According to Igor Zevelev, the other major factor is Georgia’s aspiration to become a member of NATO, which he says, “irritates Russia a lot.” From the Russian perspective, Georgia’s desire to join NATO makes the resolution of the other conflicts even more difficult.
A German Perspective
Christian Wernicke, Washington correspondent with Germany’s Suddeutsche Zeitung, agrees that the root cause of the current impasse is Georgia’s expressed desire for membership in NATO. But he also agrees with David Nikuradze of Rustavi 2 that President Saakashvili had become a “thorn in the side of Russia,” and it was exacerbated when the Bush administration embraced his aspirations for NATO membership. Wernicke says that in Berlin – as well as in London, Paris, and Brussels – people now view the conflict as a critical test of the West’s relationship with Russia.
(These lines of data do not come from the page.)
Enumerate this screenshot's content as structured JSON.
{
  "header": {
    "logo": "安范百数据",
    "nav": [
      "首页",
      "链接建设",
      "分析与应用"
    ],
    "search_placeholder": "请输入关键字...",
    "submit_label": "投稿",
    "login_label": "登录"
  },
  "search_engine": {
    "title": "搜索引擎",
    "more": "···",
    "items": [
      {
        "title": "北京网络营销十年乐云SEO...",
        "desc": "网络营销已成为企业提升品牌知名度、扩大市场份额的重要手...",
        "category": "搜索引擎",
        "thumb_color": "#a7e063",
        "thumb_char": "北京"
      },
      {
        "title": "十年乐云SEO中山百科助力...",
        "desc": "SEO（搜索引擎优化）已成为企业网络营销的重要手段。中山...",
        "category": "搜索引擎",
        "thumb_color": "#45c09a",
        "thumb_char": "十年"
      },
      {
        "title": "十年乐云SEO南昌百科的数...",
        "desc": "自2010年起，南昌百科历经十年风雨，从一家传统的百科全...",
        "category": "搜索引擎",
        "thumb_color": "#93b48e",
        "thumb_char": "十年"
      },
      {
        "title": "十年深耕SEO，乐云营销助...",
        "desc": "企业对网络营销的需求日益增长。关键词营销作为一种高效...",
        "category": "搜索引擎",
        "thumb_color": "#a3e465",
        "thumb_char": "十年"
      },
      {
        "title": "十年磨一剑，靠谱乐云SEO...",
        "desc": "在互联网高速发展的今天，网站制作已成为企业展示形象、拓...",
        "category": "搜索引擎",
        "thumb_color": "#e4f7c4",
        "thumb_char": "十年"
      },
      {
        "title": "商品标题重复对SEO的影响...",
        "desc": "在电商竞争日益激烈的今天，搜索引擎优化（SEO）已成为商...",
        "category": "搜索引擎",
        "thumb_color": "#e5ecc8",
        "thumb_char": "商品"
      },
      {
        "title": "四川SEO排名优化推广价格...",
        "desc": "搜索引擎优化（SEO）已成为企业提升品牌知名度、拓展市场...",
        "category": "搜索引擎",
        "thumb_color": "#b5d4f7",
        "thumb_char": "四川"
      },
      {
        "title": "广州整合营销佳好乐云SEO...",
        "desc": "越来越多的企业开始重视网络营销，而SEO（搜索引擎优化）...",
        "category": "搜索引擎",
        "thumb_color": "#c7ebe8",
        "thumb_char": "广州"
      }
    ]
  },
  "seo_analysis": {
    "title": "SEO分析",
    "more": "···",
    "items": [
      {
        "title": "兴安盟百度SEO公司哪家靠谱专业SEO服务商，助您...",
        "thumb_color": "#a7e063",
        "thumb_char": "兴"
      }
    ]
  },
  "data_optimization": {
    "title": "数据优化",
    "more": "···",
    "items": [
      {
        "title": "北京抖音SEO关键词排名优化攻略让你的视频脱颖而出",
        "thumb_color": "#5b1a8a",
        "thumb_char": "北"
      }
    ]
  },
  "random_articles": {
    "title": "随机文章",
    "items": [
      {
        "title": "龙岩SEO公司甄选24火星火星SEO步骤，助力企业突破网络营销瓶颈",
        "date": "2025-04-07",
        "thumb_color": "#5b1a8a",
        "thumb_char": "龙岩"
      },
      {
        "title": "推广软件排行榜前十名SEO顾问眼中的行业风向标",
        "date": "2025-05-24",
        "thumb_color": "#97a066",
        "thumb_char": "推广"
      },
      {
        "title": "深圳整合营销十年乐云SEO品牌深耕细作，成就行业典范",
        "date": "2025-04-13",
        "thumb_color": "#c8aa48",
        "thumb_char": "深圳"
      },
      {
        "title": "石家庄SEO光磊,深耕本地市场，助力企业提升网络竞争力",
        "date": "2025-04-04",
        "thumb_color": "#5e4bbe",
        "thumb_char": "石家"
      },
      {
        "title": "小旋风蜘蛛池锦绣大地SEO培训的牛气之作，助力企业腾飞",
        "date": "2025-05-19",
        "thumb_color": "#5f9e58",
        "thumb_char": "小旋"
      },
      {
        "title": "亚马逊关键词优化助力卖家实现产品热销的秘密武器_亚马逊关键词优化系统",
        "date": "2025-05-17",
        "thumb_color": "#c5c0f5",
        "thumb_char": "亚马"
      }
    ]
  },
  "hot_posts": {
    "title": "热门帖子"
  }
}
Mr. Wernicke says both Europe and the United States have learned a lot about the limits of Western power in the last few days. Everyone knows, he says, that Germany and other West European countries are “exposed” because of their dependence on Russian oil and gas. Wernicke says the West will have to find a new way to live with a petro-state that has been empowered by rising oil prices. And for that, there is no simple answer. Wernicke says he fears it is basically Russia’s choice whether, and if, it cares about its image in international affairs. Furthermore, he argues that the Europeans need to take more responsibility for setting limits on Moscow’s assault on Georgia because, he says, “Ukraine could be next.” That’s a concern not only for East European countries, such as Poland, but for all European countries.
A U.S. Perspective
U.S. President George Bush said Wednesday that the United States strongly supports France’s efforts to broker an agreement to end the conflict. He said Washington stands with the democratically elected government of Georgia and asserts that Georgia’s “sovereignty and territorial integrity” must be respected. Furthermore, Washington is concerned about reports that Russia has pushed into the strategic city of Gori, blocking the east-west highway, and effectively dividing the country. President Bush promised the U.S. military would head a humanitarian mission to the people of Georgia. Three days after Russia agreed to a cease-fire, the truce has yet to be fully implemented and Russian forces have yet to leave Georgian territory. Furthermore, Russian Foreign Minister Lavrov was dismissive of the matter of Georgia’s “territorial integrity,” saying Washington needs to choose between its “virtual project” in Georgia and “real partnership,” referring to Russia.
U.S. Secretary of Defense Robert Gates has warned that Russia’s relationship with the United States will be damaged for years if it does not step back from its military offensive in Georgia. On August 14, a second U.S. military aircraft landed in Georgia, carrying relief supplies such as medicine, tents, and blankets.
Secretary of State Rice met on Thursday with President Sarkozy in France and on Friday with President Saakashvili in Tbilisi to discuss the cease-fire drawn up by the French President. The Georgian President has signed the cease-fire, and Secretary Rice said that Russian troops must immediately withdraw from Georgia under its terms. She also reaffirmed U.S. support for Georgia’s independence and territorial integrity.